Our brains do the same thing when we read or hear the Bible. We are constantly deciphering the meaning behind the text and we use several tools to do so. Some of those tools are helpful, like looking at the context, meditating on a single verse, and asking for the Holy Spirit's guidance. Other tools, like pulling in our own experiences, cultural bias, or what the latest social media post said, can easily lead us to eisegesis and misinterpretation.
This is what makes good exegesis so important to Bible translation. Translation is not about words themselves, but about transferring meaning from one language to another. Of course, we need to know exactly what that meaning is in order to make a successful transfer! So how do we do that?
Practices for Good Biblical Exegesis
Sometimes when you hear or read something, your mind draws out a meaning that the speaker or author did not intend. In conversation, we usually call this a miscommunication. As long as tempers aren't flaring, it's easy enough to realize you're talking about two different things and fix it by asking the speaker what they meant.
But clarifying the original intended meaning of a biblical text isn't so simple. Since we can't ask Moses, Isaiah, Matthew, or Paul to clarify what they meant, we're left to make our best guess from the text itself.
And right there is the key: The Text Itself. That's your fish.
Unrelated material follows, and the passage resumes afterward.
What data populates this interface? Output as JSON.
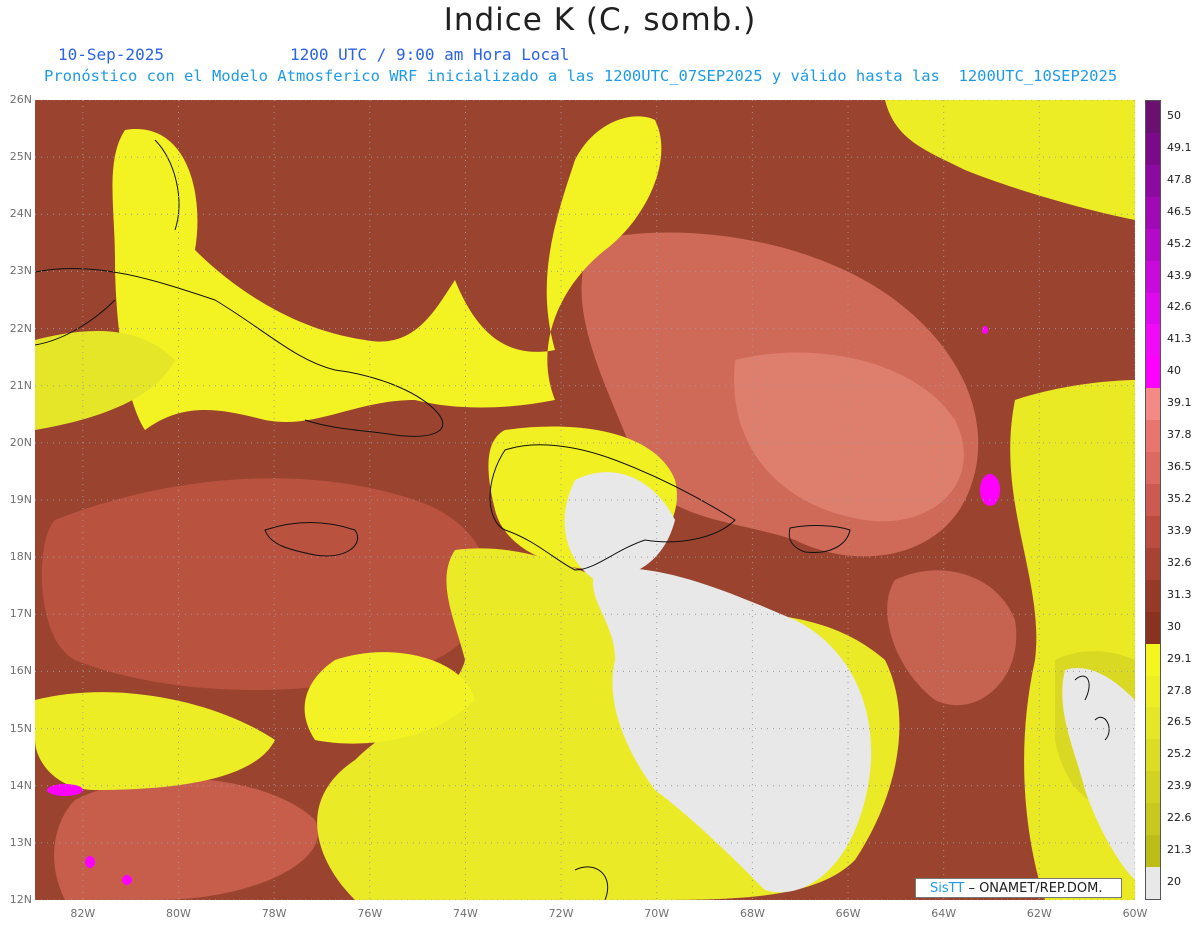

Good news! You don't need a seminary degree or library of resources to be able to practice solid exegesis in your regular Bible-reading. All you need is the fish. So here are some general rules for good fish-looking - I mean, biblical exegesis.
Re-read the verse or passage a few times. In fact, read it out loud. If you have someone else nearby, ask them to read it aloud. Emphasize different words. Try pausing in various places. It's amazing how meaning changes even when the words stay the same.
Read the wider context. Is this verse part of a longer story? You might need to back up and see what happened immediately beforehand or the fallout afterwards. Is it part of a bigger conversation? Who is speaking to whom, where, and why? Really try to understand the background this part of Scripture rests in by zooming out for a bigger picture view.
Read another translation! We English speakers are blessed to have over 450+ different English translations of the Bible. Even if you don't have another physical Bible at hand, sites like BibleGateway.com and Bible.org make hundreds of versions available at your fingertips. (Thanks, Bible translators!)
Pray. I don't say this lightly or as a last resort. As much as we might want to ask the original human authors what their words meant, we can and should ask the Divine Author what He means. Even better? He promises to answer.
"If any of you lacks wisdom, let him ask of God, who gives to all liberally and without reproach, and it will be given to him."
There you have it. The next time you hear your favorite sesquipedalian waxing eloquent about exegesis, you can nod sagely and in your best surly professor voice remind them to "Look at the fish."